CIT Group is planning to sell or spin off its $11 billion commercial-air business as part of a turnaround strategy aimed at focusing the company on domestic banking.
The parent of CIT Bank expects to complete the “separation” of the commercial-air unit by the end of the year. It is simultaneously pursuing both a sale and a spin-off of the business, which manages a fleet of more than 350 aircraft.
“The CIT board of directors and management team have been conducting a strategic review of our businesses and are taking decisive actions to chart a clear path forward to drive value for shareholders,” incoming chief executive Ellen R. Alemany said in a news release.
CIT’s goal is to become a “national middle market bank.” In August, it completed the $3.4-billion purchase of OneWest Bank, a deal that it has predicted would boost its banking services for small and middle market businesses.
The company also said Wednesday it would achieve a 10% return on shareholder equity by 2018 by, among other things, reducing operating expenses by $125 million. The cuts could come from from automation, eliminating redundant jobs and using real estate more wisely, The Wall Street Journal said.
As far as the commercial-air business, CIT plans to start a formal auction process for buyers in the second quarter. The company said it has had some preliminary talks about a sale and has started to enter into nondisclosure agreements with unspecified potential buyers.
CIT shares, though, fell more than 4% to close at $33.23 in trading Wednesday as investors reacted coolly to the turnaround plan. The stock is now down more than 16% since the start of the year, compared with a roughly 10% decline for the KBW Nasdaq bank stock index.
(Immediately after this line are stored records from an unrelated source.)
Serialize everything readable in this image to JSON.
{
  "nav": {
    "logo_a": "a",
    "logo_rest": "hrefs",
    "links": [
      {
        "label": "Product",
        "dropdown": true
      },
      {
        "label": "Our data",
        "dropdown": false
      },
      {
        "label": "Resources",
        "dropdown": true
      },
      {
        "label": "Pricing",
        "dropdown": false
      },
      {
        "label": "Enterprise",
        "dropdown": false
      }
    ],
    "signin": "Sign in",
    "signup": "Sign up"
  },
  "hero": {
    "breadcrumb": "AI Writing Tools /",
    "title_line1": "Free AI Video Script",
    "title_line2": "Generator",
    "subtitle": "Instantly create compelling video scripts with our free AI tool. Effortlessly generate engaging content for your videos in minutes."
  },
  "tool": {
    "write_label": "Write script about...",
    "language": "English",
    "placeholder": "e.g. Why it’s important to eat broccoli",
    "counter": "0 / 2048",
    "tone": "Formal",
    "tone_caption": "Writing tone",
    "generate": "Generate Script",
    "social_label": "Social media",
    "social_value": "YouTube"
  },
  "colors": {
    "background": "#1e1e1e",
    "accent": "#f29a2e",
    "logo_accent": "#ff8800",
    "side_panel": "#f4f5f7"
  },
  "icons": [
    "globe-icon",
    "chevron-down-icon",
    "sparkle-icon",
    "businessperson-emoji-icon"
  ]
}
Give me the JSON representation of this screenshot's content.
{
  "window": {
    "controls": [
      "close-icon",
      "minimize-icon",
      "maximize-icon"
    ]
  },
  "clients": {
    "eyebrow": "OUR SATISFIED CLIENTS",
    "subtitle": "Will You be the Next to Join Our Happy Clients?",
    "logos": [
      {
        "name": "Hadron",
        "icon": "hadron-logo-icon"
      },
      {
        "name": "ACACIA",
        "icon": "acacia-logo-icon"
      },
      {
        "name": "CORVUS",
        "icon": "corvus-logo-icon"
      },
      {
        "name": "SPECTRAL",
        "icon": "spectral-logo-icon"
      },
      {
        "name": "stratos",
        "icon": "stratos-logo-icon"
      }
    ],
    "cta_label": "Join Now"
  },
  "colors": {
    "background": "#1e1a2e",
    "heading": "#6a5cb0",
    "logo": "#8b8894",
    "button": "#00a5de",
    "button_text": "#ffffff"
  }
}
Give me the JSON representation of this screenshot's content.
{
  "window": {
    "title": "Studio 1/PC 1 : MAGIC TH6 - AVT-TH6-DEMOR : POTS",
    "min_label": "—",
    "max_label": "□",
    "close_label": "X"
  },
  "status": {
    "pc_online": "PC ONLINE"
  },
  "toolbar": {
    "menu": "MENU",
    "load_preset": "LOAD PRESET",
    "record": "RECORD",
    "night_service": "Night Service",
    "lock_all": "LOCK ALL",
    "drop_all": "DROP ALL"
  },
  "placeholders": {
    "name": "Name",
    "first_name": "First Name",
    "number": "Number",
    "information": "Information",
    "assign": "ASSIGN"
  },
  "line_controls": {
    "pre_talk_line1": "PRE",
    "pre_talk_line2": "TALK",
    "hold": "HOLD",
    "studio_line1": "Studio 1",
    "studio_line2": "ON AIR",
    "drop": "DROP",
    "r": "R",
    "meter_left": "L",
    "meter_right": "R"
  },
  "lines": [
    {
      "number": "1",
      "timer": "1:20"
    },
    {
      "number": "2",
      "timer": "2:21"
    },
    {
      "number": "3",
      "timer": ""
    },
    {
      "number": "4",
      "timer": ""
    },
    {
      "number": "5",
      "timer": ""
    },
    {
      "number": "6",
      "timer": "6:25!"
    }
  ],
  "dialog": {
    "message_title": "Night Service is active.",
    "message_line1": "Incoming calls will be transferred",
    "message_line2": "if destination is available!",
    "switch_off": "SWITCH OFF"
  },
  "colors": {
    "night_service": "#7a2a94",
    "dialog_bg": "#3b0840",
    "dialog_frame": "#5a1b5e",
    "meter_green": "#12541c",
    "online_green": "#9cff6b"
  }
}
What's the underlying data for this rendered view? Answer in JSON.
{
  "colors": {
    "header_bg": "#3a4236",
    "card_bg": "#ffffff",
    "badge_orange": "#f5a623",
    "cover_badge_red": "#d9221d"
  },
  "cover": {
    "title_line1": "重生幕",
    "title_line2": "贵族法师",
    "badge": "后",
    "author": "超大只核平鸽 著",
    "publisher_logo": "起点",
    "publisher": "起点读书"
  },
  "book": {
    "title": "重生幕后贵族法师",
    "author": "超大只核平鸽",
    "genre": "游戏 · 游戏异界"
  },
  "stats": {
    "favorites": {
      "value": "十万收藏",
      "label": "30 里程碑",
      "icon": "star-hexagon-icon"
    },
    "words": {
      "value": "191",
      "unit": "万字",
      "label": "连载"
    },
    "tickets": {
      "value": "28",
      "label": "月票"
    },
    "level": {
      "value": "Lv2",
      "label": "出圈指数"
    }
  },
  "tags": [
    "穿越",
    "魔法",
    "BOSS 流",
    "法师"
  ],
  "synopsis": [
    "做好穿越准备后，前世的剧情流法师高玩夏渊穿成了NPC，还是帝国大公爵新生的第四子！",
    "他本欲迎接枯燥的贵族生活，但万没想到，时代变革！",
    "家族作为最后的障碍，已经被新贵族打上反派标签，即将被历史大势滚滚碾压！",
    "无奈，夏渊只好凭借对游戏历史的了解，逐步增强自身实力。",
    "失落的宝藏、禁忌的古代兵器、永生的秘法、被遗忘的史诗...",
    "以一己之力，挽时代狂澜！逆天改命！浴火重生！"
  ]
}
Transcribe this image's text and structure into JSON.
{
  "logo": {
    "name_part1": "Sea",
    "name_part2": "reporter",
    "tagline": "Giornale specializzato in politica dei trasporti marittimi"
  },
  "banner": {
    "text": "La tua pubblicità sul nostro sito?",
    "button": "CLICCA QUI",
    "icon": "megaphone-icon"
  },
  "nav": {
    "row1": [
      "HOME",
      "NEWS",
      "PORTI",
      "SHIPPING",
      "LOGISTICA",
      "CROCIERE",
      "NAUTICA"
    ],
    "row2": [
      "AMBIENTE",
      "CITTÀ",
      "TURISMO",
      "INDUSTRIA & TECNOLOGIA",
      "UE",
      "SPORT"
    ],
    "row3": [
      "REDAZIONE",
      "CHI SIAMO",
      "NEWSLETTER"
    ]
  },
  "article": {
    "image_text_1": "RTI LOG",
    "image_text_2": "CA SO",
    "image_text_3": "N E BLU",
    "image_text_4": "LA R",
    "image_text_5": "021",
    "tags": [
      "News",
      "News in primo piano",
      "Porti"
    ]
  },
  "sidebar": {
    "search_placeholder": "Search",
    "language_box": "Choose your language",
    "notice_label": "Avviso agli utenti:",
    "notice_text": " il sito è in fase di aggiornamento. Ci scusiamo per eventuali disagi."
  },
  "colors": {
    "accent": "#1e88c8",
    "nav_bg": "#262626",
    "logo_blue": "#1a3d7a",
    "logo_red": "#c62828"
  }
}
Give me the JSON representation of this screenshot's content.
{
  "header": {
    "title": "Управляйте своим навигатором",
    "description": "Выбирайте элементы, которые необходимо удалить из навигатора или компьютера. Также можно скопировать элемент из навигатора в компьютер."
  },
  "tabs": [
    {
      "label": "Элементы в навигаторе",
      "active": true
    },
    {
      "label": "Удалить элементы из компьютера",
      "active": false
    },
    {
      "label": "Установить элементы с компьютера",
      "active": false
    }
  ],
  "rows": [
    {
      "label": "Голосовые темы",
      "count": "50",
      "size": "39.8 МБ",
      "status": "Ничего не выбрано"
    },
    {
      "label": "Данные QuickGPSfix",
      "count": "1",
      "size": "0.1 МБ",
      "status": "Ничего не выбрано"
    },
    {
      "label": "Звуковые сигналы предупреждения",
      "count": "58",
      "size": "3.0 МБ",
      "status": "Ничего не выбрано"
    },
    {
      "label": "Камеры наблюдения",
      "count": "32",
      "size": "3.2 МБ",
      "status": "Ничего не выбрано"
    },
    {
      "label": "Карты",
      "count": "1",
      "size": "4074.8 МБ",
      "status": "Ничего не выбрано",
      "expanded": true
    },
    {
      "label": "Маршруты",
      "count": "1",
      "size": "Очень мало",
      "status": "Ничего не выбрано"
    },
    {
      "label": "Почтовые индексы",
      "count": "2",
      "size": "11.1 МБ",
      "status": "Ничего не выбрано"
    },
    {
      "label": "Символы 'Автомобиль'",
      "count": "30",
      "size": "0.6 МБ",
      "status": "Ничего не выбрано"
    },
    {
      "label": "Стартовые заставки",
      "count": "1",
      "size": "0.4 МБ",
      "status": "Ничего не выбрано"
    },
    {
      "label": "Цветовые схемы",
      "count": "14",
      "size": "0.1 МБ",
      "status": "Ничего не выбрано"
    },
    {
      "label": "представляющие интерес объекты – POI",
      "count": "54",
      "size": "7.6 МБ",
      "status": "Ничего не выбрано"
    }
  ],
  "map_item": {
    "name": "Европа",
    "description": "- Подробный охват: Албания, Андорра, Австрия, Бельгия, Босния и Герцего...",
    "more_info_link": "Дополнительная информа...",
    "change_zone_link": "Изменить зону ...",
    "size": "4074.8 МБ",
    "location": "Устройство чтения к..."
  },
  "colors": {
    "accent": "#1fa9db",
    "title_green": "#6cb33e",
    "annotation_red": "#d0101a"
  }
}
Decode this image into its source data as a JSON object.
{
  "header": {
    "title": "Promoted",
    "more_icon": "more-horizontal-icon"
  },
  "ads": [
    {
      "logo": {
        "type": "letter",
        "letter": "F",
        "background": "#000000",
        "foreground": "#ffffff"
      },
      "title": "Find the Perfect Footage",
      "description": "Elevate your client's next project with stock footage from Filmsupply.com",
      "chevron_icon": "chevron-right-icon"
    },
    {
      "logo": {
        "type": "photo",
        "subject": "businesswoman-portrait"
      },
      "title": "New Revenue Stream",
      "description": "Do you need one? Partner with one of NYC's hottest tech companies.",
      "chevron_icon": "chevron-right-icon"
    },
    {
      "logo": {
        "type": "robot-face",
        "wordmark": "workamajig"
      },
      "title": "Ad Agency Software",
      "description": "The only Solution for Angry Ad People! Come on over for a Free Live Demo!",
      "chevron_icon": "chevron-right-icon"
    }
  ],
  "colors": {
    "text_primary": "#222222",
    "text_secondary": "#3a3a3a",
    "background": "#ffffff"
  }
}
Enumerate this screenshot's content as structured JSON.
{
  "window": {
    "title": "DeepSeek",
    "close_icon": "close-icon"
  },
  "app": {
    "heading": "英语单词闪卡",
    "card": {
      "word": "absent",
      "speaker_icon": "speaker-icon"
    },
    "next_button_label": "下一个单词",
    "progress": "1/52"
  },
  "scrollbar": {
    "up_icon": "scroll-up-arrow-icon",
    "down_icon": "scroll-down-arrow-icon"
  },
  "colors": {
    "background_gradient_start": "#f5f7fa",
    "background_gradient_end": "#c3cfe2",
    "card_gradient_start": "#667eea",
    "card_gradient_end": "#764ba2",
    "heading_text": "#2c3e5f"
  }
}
CIT Bank has more than $30 billion in deposits and more than $40 billion in assets. The company also provides equipment financing and leasing to the transportation sector.